A new law resulted in a spike in the number of provisional ballots this election year. But elections supervisors say there’s no evidence they’re needed and they just cause extra paperwork. It’s the most unreliable way to vote, a last resort in which half of the ballots are disqualified. Created by Congress a decade ago, the provisional ballot was intended as a final attempt to preserve the right to vote for someone whose eligibility is in doubt.
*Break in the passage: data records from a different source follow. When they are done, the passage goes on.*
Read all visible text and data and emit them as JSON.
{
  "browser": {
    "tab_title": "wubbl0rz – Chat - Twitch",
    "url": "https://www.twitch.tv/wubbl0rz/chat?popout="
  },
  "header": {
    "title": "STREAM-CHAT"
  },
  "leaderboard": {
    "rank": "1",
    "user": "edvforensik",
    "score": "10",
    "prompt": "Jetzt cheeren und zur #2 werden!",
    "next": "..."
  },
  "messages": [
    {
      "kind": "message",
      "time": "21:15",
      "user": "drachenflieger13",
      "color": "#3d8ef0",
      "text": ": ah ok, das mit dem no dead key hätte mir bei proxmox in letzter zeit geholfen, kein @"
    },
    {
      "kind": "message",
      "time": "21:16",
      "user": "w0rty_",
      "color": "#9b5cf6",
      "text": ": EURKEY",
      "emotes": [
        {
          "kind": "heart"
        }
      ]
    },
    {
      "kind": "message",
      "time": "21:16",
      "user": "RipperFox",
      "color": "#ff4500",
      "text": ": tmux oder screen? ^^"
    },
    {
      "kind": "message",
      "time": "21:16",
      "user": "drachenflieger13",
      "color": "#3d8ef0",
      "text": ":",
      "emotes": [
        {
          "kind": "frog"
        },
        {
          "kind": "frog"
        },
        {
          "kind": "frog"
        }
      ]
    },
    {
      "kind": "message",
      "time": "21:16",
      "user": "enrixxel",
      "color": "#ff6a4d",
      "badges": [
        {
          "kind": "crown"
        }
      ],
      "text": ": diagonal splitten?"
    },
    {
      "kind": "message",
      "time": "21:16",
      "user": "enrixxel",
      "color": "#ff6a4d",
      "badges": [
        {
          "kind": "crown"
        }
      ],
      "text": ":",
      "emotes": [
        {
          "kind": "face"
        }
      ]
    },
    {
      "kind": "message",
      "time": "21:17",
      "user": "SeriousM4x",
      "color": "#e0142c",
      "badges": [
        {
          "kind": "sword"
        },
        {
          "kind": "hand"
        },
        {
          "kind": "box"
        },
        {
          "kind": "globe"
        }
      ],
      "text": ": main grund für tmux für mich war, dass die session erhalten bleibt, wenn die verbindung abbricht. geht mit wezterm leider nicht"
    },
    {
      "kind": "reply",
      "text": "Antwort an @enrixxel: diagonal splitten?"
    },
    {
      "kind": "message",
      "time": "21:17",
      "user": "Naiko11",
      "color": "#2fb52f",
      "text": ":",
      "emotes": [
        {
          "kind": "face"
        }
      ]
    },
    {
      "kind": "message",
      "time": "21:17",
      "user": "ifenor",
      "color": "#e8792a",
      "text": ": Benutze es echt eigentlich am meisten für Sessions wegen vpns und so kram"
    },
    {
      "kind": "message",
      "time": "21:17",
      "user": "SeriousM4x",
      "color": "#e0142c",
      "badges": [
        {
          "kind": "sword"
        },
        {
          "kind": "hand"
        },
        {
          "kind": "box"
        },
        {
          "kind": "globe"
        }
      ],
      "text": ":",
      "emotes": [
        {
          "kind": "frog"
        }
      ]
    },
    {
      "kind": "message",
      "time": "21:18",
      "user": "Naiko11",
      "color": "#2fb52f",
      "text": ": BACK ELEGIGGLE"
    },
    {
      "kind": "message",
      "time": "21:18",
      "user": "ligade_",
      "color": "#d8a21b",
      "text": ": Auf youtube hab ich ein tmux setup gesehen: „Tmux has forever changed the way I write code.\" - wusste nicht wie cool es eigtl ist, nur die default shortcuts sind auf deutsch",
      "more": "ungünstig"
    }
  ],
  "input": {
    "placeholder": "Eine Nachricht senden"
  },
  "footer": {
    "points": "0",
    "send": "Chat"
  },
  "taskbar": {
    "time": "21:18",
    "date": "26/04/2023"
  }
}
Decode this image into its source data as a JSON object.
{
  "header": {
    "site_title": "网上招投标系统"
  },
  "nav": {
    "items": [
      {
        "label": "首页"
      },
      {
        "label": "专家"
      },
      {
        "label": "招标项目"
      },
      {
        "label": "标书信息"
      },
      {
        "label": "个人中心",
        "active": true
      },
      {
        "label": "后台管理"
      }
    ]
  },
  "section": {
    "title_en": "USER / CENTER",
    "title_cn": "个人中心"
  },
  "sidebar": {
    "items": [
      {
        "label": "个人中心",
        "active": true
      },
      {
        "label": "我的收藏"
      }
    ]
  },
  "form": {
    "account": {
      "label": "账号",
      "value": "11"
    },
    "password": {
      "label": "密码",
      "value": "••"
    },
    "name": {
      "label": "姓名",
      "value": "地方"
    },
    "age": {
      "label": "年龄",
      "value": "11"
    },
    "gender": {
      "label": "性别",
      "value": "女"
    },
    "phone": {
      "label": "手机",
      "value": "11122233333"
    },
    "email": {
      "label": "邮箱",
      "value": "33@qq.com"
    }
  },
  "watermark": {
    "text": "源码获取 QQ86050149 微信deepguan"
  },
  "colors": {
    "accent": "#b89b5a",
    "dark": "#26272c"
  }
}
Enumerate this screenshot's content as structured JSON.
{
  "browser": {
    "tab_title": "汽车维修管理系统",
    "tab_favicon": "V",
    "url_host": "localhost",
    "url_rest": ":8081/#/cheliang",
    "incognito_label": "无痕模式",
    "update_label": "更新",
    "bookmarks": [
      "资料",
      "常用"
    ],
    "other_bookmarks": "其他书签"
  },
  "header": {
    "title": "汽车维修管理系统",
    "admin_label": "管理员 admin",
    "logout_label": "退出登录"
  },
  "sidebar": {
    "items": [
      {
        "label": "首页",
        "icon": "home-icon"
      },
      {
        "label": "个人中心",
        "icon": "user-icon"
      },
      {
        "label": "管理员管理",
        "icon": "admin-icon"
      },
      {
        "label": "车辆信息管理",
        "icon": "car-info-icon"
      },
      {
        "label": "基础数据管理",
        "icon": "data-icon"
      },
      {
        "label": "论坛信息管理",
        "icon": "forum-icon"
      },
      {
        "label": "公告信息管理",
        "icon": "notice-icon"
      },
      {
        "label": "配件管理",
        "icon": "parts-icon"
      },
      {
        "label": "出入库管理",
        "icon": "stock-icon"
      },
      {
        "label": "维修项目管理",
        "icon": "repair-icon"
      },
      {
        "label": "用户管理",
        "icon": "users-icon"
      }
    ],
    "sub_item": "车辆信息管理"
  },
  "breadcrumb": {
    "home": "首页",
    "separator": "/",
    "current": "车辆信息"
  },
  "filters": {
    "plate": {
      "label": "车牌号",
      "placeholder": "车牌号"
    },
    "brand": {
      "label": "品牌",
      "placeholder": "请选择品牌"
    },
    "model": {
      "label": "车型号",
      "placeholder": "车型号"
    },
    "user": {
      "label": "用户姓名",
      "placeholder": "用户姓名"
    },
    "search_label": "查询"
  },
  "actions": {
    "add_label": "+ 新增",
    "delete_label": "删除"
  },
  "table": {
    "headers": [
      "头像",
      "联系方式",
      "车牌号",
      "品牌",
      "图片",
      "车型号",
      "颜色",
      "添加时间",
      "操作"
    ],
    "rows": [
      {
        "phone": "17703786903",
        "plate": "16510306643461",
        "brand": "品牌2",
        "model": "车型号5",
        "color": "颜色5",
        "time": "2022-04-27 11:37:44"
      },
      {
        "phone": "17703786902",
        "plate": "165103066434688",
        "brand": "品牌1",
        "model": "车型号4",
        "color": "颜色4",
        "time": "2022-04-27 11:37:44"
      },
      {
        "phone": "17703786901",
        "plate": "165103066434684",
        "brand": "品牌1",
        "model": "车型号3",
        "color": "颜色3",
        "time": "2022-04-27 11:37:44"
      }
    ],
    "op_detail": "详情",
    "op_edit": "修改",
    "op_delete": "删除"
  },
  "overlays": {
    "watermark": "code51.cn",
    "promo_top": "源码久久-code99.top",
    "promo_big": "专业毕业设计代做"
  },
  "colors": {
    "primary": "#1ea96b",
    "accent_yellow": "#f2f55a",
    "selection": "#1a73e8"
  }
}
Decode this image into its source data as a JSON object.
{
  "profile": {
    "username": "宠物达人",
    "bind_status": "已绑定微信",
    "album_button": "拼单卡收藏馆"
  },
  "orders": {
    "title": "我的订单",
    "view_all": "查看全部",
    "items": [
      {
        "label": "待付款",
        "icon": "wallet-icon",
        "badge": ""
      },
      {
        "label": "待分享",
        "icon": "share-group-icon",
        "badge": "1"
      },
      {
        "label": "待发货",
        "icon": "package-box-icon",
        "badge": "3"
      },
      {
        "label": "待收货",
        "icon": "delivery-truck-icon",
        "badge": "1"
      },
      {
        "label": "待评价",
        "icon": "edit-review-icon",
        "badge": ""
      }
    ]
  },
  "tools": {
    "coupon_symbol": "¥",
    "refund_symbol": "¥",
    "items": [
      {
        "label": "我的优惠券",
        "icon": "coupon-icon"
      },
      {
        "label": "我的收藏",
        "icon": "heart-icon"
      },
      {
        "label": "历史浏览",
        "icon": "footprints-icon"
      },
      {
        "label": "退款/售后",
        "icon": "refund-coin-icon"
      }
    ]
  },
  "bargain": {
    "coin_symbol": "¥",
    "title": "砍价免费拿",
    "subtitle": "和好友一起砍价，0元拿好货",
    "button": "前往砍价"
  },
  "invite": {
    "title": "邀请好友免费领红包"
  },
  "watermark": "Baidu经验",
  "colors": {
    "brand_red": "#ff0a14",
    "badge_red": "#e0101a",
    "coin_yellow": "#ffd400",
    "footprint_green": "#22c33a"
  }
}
Florida saw a surge in such ballots in 2012 even though turnout was nearly the same as four years ago.
The reason: a much-maligned law approved by Gov. Rick Scott and the 2011 Legislature that, among other things, required anyone moving to a different county to vote provisionally if they didn’t change their address a month before Election Day.
As a result, provisional ballots jumped an average of 25 percent in counties reviewed by the Herald/Times, further taxing elections officials struggling with extra paperwork from a separate rise in absentee ballots.
“It’s like pouring sand into the gears of the machine,” said Ion Sancho, the Leon County supervisor of elections, who had a 56 percent spike in provisional ballots, driven mostly by incoming Florida State University students.